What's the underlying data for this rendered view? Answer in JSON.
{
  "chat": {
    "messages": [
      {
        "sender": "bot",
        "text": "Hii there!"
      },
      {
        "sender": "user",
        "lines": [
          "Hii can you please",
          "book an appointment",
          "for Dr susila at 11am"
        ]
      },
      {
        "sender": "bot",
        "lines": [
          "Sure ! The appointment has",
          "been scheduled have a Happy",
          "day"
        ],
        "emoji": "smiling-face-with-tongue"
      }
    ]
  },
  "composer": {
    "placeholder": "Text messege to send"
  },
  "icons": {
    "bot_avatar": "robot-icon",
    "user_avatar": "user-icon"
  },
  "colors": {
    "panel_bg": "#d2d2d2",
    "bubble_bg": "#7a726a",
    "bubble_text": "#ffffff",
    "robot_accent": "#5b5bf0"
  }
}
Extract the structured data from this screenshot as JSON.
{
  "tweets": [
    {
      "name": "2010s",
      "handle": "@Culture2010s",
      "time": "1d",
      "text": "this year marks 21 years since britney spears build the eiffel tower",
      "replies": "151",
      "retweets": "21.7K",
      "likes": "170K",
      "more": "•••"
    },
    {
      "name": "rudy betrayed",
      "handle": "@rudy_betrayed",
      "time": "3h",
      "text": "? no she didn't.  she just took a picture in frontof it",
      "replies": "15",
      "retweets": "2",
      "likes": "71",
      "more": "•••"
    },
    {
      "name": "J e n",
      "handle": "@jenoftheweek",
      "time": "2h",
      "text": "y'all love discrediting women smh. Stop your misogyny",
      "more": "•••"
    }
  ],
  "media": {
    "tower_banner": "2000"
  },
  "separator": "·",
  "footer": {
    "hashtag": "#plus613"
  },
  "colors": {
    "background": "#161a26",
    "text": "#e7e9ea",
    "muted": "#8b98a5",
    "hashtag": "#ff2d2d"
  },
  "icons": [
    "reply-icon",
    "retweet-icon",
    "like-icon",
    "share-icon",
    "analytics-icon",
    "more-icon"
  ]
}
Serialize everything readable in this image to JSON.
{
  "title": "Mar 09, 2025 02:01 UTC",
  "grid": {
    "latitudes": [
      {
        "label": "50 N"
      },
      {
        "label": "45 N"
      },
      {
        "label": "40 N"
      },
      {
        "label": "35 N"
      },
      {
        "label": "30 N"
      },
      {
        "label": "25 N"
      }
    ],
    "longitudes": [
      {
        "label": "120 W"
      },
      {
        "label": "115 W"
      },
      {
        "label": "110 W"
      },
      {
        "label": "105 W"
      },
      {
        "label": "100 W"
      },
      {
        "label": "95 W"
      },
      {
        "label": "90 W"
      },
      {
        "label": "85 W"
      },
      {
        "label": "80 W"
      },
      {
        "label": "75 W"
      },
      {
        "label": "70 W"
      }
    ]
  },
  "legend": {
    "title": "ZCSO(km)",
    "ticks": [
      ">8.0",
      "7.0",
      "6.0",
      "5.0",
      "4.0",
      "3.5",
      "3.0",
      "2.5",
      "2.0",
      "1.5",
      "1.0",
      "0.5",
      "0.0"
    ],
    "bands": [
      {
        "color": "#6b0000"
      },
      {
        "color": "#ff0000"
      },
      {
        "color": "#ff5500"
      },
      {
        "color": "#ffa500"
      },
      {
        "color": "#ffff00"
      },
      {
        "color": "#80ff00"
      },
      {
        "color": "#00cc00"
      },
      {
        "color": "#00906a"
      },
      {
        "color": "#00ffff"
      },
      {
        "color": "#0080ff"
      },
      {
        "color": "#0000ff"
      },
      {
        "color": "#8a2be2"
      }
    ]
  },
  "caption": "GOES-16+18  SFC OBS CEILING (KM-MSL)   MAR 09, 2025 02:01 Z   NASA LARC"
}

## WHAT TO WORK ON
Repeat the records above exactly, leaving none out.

## RESULT OF THE TASK
What's the underlying data for this rendered view? Answer in JSON.
{
  "chat": {
    "messages": [
      {
        "sender": "bot",
        "text": "Hii there!"
      },
      {
        "sender": "user",
        "lines": [
          "Hii can you please",
          "book an appointment",
          "for Dr susila at 11am"
        ]
      },
      {
        "sender": "bot",
        "lines": [
          "Sure ! The appointment has",
          "been scheduled have a Happy",
          "day"
        ],
        "emoji": "smiling-face-with-tongue"
      }
    ]
  },
  "composer": {
    "placeholder": "Text messege to send"
  },
  "icons": {
    "bot_avatar": "robot-icon",
    "user_avatar": "user-icon"
  },
  "colors": {
    "panel_bg": "#d2d2d2",
    "bubble_bg": "#7a726a",
    "bubble_text": "#ffffff",
    "robot_accent": "#5b5bf0"
  }
}
Extract the structured data from this screenshot as JSON.
{
  "tweets": [
    {
      "name": "2010s",
      "handle": "@Culture2010s",
      "time": "1d",
      "text": "this year marks 21 years since britney spears build the eiffel tower",
      "replies": "151",
      "retweets": "21.7K",
      "likes": "170K",
      "more": "•••"
    },
    {
      "name": "rudy betrayed",
      "handle": "@rudy_betrayed",
      "time": "3h",
      "text": "? no she didn't.  she just took a picture in frontof it",
      "replies": "15",
      "retweets": "2",
      "likes": "71",
      "more": "•••"
    },
    {
      "name": "J e n",
      "handle": "@jenoftheweek",
      "time": "2h",
      "text": "y'all love discrediting women smh. Stop your misogyny",
      "more": "•••"
    }
  ],
  "media": {
    "tower_banner": "2000"
  },
  "separator": "·",
  "footer": {
    "hashtag": "#plus613"
  },
  "colors": {
    "background": "#161a26",
    "text": "#e7e9ea",
    "muted": "#8b98a5",
    "hashtag": "#ff2d2d"
  },
  "icons": [
    "reply-icon",
    "retweet-icon",
    "like-icon",
    "share-icon",
    "analytics-icon",
    "more-icon"
  ]
}
Serialize everything readable in this image to JSON.
{
  "title": "Mar 09, 2025 02:01 UTC",
  "grid": {
    "latitudes": [
      {
        "label": "50 N"
      },
      {
        "label": "45 N"
      },
      {
        "label": "40 N"
      },
      {
        "label": "35 N"
      },
      {
        "label": "30 N"
      },
      {
        "label": "25 N"
      }
    ],
    "longitudes": [
      {
        "label": "120 W"
      },
      {
        "label": "115 W"
      },
      {
        "label": "110 W"
      },
      {
        "label": "105 W"
      },
      {
        "label": "100 W"
      },
      {
        "label": "95 W"
      },
      {
        "label": "90 W"
      },
      {
        "label": "85 W"
      },
      {
        "label": "80 W"
      },
      {
        "label": "75 W"
      },
      {
        "label": "70 W"
      }
    ]
  },
  "legend": {
    "title": "ZCSO(km)",
    "ticks": [
      ">8.0",
      "7.0",
      "6.0",
      "5.0",
      "4.0",
      "3.5",
      "3.0",
      "2.5",
      "2.0",
      "1.5",
      "1.0",
      "0.5",
      "0.0"
    ],
    "bands": [
      {
        "color": "#6b0000"
      },
      {
        "color": "#ff0000"
      },
      {
        "color": "#ff5500"
      },
      {
        "color": "#ffa500"
      },
      {
        "color": "#ffff00"
      },
      {
        "color": "#80ff00"
      },
      {
        "color": "#00cc00"
      },
      {
        "color": "#00906a"
      },
      {
        "color": "#00ffff"
      },
      {
        "color": "#0080ff"
      },
      {
        "color": "#0000ff"
      },
      {
        "color": "#8a2be2"
      }
    ]
  },
  "caption": "GOES-16+18  SFC OBS CEILING (KM-MSL)   MAR 09, 2025 02:01 Z   NASA LARC"
}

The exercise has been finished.